When I first read The Lustre Jug I was taken with its southern-hemispheric second half. I had been going to open mics and was intrigued by “The Strenuous Life,” a piece that skewers macho poetry readers:

     See how this one stretches up on his tippy toes,

     cranes forward over the high page,

     crooks one leg behind him as if he’s in the starting blocks,

     rocking himself into the finals of the national hurdles.

The poem goes on to quote a sexist remark by a “famous writer,” to which Hall belatedly responds with a very satisfying four-letter-word. I love how precisely observed, funny, and unsparing this poem is.

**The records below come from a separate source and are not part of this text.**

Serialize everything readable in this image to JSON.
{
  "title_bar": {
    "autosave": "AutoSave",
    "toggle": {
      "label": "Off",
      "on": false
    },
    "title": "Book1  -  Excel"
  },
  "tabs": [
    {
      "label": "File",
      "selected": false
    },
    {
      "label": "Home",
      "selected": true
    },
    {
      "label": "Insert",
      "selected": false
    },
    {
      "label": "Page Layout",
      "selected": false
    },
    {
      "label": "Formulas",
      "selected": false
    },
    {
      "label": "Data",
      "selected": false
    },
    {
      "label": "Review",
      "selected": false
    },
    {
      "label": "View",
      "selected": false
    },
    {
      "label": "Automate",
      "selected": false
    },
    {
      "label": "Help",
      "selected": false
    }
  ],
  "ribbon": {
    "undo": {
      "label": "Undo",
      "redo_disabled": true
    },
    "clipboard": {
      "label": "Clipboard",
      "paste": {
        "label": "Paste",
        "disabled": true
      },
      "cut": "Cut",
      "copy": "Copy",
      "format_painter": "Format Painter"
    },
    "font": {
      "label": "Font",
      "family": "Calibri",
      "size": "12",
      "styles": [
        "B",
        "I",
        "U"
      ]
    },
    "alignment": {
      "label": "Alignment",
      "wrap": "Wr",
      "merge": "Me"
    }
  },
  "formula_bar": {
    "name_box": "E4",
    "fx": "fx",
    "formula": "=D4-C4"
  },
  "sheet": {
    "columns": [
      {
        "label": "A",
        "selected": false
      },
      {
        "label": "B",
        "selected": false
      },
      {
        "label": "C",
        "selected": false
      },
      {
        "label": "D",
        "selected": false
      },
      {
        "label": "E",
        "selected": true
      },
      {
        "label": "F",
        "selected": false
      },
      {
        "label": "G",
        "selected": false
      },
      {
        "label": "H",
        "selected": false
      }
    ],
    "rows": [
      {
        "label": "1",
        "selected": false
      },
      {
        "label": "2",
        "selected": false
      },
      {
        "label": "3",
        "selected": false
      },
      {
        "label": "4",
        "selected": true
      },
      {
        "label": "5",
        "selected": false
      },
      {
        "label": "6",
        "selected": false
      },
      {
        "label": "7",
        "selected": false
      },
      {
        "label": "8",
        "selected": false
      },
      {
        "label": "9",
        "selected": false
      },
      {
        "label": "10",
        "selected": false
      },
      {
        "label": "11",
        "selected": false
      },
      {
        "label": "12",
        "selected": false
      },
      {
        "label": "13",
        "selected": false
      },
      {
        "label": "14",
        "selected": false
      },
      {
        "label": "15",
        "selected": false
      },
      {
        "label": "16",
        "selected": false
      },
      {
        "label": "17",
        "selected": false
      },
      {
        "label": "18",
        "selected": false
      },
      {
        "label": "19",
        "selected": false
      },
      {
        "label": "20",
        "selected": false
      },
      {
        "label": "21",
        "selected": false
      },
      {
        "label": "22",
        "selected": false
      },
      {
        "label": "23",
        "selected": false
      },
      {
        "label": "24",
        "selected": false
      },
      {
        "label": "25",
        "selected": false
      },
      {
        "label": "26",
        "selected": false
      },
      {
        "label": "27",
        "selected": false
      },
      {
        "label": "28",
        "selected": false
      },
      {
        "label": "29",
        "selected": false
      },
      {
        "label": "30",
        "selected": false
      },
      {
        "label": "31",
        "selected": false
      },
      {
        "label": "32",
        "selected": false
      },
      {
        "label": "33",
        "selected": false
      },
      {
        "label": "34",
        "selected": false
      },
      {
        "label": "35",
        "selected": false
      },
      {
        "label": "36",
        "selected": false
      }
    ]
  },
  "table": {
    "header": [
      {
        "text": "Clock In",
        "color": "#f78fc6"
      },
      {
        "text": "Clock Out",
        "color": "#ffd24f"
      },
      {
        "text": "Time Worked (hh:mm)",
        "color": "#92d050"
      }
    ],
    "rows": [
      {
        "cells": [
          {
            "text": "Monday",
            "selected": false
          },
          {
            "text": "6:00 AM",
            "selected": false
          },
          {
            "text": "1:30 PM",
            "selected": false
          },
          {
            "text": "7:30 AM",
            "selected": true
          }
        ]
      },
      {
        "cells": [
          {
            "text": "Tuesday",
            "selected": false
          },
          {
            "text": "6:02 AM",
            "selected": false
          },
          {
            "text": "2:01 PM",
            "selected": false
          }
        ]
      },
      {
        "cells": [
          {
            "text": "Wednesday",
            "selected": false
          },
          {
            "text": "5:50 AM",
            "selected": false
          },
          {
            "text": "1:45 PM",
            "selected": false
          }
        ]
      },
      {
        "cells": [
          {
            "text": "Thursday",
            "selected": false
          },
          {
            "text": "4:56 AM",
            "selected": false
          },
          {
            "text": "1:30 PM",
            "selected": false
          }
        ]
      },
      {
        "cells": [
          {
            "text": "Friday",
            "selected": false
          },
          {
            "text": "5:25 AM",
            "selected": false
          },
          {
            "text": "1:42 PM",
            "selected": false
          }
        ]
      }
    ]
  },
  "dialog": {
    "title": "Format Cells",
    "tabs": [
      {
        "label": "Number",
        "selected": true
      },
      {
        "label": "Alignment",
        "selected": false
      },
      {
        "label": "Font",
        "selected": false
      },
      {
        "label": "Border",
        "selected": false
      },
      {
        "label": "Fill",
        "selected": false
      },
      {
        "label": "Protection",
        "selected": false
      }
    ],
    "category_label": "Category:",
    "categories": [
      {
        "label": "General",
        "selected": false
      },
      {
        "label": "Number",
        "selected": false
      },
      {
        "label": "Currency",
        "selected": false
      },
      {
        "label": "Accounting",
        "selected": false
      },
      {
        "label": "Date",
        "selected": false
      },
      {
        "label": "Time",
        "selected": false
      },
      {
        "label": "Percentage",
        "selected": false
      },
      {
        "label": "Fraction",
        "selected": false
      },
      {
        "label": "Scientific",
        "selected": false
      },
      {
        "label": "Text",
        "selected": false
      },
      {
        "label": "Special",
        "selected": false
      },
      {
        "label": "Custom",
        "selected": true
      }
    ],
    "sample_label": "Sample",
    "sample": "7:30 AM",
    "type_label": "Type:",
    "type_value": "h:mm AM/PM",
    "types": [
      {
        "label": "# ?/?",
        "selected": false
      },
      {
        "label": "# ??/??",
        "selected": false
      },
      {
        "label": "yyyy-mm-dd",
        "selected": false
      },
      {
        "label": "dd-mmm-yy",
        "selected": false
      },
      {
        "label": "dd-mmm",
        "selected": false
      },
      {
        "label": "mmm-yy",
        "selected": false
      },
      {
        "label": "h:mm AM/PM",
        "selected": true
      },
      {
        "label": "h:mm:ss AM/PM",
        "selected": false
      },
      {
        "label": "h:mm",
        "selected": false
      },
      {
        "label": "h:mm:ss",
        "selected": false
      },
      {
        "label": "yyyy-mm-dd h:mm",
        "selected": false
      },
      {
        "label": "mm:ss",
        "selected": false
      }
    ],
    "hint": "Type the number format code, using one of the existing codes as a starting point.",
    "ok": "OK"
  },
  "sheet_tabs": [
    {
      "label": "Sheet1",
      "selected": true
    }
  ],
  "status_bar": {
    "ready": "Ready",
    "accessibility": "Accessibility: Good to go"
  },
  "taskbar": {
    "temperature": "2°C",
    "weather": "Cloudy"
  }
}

Books change, though, as if it’s impossible to step into the same poem twice. I recognize myself more now in those Ireland poems—although Ireland is only an imagined landscape for me, where my grandfather’s parents were born, where some favorite poets live or have lived, but where I’ve never been. What seems familiarly strange is thickness of detail in a new place, accumulating in your brain/notebook like receipts in your pocket; the superimposition of two landscapes, absent home and present alienness; the stickiness of place names and other local words. Ireland and New Zealand in this collection; New Zealand and Virginia for me, with echoes of New York, New Jersey, and England (especially from a January-to-July stint studying abroad twenty-three years ago).

“Lost” is the book’s penultimate poem, and like many others here, it’s epistolary, a poetic note to a friend to whom she gave lousy directions (someday soon I’ll write here about poetic dedications). A turn-left-after-the-zebra crossing poem seems to require a place-based orientation, but the setting is cleverly muddled, involving multiple times and cities. Hall describes herself Yeats-fashion as “all flustered, crazy Jane,/ can’t tell my arse from my elbow.” Her directions refer to streets in Prague, Paris, and a couple of places Google Maps isn’t helping me with. She also remembers a winter night in Fidel’s on Cuba—that’s Wellington, for anybody who hasn’t tasted the coffee. Confused yet? “Lost” translates that predicament into a feeling worth extending, parsing, and remembering. It also zeroes in at the end on hieroglyphs for home:

     n gr8 2 gt yr txt:

     ‘loved LOVED Christchurch’

Leave a Reply

Fill in your details below or click an icon to log in:

WordPress.com Logo

You are commenting using your WordPress.com account. Log Out /  Change )

Google photo

You are commenting using your Google account. Log Out /  Change )

Twitter picture

You are commenting using your Twitter account. Log Out /  Change )

Facebook photo

You are commenting using your Facebook account. Log Out /  Change )

Connecting to %s

barleybooks

pages from an unbound book

The Friday Influence

a poetry blog & online home to the work of José Angel Araguz

Kitty Marie's Reading Corner

book blogger & reviewer

Rusted Honey

Poetry, haiku, tanka, and micropoetry

(armedwithcoffee)

poetry, writer's lift wednesday, music, and other stuff

Alizabeth Worley

Art. Disability. Writing.

Tara K. Shepersky

Place, Poems, Practice

Matthew Paul

Poetry and what-not

The Daily Compost

(because compost happens)

Madeline Ruth Walker

The work wants to be made

Colleen Anderson

Writing from both sides of the brain

Mary Carroll-Hackett: Poetry and Prose

"This work is unlike any other, in its range of rich, conjuring imagery and its dexterity, its smart voice. Carroll-Hackett doesn’t spare us—but doesn’t save us—she draws a blueprint of power and class with her unflinching pivot: matter-of-fact and tender." —Jan Beatty

NZ Poetry Shelf

a poetry page with reviews, interviews and other things

Hoarded Ordinaries

Mundane musings from a collector of the quotidian

%d bloggers like this: